• WORK INSTRUCTION: Across the entries below, count the lines in which the word "glyph" occurs. Reply with the count alone.

• INFORMATION:
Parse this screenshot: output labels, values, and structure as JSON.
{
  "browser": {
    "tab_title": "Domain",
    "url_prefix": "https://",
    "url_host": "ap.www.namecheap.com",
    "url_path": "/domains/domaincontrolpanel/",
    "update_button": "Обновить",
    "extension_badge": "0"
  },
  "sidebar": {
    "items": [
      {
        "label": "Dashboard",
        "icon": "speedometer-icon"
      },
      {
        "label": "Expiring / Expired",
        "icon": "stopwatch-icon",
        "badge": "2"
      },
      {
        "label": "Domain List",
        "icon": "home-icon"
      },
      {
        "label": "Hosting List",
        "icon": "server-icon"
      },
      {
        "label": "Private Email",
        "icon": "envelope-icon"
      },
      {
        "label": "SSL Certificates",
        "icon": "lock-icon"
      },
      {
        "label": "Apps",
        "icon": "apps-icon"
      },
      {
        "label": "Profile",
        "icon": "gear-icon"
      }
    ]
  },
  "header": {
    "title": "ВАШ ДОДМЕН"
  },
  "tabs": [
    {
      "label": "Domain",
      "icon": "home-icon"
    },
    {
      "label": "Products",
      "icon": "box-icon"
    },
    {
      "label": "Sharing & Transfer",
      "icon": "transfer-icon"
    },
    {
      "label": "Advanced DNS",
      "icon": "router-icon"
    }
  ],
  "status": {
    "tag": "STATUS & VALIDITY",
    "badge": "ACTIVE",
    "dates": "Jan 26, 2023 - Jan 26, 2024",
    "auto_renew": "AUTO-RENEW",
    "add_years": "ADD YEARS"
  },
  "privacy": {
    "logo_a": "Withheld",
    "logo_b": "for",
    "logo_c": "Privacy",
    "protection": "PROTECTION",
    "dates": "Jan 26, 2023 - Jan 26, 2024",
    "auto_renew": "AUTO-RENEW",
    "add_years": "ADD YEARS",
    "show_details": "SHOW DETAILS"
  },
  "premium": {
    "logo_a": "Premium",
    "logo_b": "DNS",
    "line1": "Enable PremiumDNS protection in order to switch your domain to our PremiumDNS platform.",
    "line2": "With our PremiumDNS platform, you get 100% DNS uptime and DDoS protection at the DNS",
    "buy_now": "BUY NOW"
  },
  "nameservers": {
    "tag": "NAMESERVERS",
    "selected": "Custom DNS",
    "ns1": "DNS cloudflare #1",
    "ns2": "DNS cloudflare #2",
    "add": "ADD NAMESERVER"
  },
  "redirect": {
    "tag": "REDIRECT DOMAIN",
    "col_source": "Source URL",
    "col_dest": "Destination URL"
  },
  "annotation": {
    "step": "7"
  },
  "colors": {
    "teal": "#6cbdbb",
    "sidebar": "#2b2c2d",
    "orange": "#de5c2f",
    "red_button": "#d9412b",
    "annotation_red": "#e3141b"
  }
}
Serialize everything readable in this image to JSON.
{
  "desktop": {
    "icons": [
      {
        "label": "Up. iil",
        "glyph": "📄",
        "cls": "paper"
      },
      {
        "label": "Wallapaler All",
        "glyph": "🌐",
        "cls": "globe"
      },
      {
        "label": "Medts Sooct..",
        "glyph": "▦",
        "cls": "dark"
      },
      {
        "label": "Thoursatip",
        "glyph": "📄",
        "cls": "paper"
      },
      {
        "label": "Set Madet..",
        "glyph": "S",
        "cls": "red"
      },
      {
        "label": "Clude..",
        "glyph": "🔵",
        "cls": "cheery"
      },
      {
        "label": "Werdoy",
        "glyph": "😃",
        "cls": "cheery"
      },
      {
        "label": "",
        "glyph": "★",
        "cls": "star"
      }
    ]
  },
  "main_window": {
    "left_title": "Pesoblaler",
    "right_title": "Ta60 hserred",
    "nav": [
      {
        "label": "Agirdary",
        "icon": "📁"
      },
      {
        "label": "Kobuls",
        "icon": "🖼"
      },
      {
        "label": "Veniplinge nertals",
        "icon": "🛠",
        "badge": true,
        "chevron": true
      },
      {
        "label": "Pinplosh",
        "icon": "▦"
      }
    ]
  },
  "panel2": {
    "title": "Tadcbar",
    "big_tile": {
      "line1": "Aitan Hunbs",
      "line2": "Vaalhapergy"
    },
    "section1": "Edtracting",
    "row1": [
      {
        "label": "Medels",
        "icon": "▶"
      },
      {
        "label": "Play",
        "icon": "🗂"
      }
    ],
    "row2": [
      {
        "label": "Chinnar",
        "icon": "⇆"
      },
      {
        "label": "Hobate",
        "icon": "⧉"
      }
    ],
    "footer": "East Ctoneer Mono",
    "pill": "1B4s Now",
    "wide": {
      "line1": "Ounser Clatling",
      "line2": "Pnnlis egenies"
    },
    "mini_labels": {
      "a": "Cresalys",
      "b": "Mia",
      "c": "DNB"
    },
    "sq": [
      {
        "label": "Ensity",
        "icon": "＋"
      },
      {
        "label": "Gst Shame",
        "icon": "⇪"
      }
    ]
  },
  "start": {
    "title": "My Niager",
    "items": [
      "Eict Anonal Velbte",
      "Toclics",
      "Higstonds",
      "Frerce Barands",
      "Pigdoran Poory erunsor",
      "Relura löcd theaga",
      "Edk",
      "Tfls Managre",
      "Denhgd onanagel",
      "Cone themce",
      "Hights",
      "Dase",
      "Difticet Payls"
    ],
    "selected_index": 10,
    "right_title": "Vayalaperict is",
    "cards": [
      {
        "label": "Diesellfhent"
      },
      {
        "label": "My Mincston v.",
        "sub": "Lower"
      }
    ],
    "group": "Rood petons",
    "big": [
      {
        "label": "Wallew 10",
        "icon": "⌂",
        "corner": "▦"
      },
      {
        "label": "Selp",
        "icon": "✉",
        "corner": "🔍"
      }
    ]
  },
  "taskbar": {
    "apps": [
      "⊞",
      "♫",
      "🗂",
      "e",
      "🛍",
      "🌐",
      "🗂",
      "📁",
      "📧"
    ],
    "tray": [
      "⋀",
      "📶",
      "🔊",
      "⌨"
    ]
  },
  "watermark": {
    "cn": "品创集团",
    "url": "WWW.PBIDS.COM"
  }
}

• YOUR SOLUTION: 8